New U.S. Senate Bipartisan Bill Would Preserve Hospitals’ 340B Eligibility During Pandemic
New bipartisan legislation in the U.S. Senate would “would provide certainty to hospitals participating in the 340B drug discount program during the COVID-19 public health emergency,” its six sponsors say.
Sens. John Thune (R-S.D.), Debbie Stabenow (D-Mich.), Rob Portman (R-Ohio), Tammy Baldwin (D-Wis.), Shelley Moore Capito (R-W.V.), and Ben Cardin (D-Md.) introduced S. 4160 late yesterday afternoon. The text had not yet been released to the public as of late this morning. A joint statement by the lawmakers explains:
The COVID-19 public health emergency resulted in many hospitals experiencing a reduction in inpatient hospital admissions of low-income Medicare and Medicaid patients, a critical metric in determining eligibility for the 340B program. Though hospitals have started resuming elective procedures, and patients have begun returning to seek care, there is concern that as a result of this year’s slowdown, some hospitals may not meet the required inpatient admission threshold to remain in the program for the following year. This legislation would ensure that any previously eligible hospital will be deemed eligible for any cost reporting period during which the public health emergency occurred.
In May, Sen. Ben Sasse (R-Neb.) introduced legislation (S. 3631) to pause all 340B covered entity eligibility determinations “to ensure that no entity loses eligibility status as a covered entity for any reason related to the COVID–19 public health emergency.” Sasse’s office explained to 340B Report in June that the bill “adds a protection as patient mixes are likely to have shifted quite a bit over the last few months for factors beyond a hospital’s control.”
Also in May, a bipartisan group of more than 100 U.S. House members led by Reps.

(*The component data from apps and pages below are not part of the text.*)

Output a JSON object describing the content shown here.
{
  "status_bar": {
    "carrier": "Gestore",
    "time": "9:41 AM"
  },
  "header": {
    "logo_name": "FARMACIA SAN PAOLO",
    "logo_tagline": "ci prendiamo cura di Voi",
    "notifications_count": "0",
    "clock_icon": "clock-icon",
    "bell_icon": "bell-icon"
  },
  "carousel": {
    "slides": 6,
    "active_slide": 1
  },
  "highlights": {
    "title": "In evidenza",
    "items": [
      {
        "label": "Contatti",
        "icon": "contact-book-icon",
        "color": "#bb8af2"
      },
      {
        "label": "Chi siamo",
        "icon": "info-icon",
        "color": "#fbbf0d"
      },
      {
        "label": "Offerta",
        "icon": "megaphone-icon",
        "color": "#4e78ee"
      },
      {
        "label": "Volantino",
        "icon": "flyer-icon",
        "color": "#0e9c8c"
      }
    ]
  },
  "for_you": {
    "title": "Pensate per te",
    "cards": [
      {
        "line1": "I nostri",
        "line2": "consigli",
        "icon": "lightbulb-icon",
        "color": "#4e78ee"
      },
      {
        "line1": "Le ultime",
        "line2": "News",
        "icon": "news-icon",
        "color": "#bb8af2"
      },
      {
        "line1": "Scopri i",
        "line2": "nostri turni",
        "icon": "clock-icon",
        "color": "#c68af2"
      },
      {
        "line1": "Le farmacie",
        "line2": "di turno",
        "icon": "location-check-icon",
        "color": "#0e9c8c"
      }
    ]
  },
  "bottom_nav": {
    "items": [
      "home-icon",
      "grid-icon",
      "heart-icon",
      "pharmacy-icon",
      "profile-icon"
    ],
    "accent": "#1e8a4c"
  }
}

Doris Matsui (D-Calif.) and Chris Stewart (R-Utah) asked House and Senate party leaders, in any future COVID-19 relief bill, to temporarily protect hospitals from losing 340B eligibility due to a COVID-19 related reduction in their DSH adjustment percentage. They also asked their party leaders to let 340B hospitals buy covered outpatient drugs through group purchasing organizations during the pandemic.
House Democrats left those 340B provision out of the HEROES Act COVID-19 relief bill they passed on May 15. News organization Politico reports that Senate Majority Leader Mitch McConnell (R-Ky.) said on June 30 that that the Senate will focus on its next coronavirus package when it returns from the two-week July 4 recess, with the goal of finishing before both chambers depart for their lengthy August break.
Solo legislation to aid 340B providers during the pandemic stands little chance of being enacted. However, the bill has a decent chance of making it through the Senate as part of its next COVID-19 relief package. This is due to S. 4160’s breadth of bipartisan support, its narrow scope, and the fact that Thune is majority whip, the Senate’s second ranking leader. If the bill passes the Senate, it is likely the House would have no objection and it could make it to the president’s desk. Nonetheless, this will likely depend on whether the drug industry puts up a fight over the bill and how hard it wants to fight.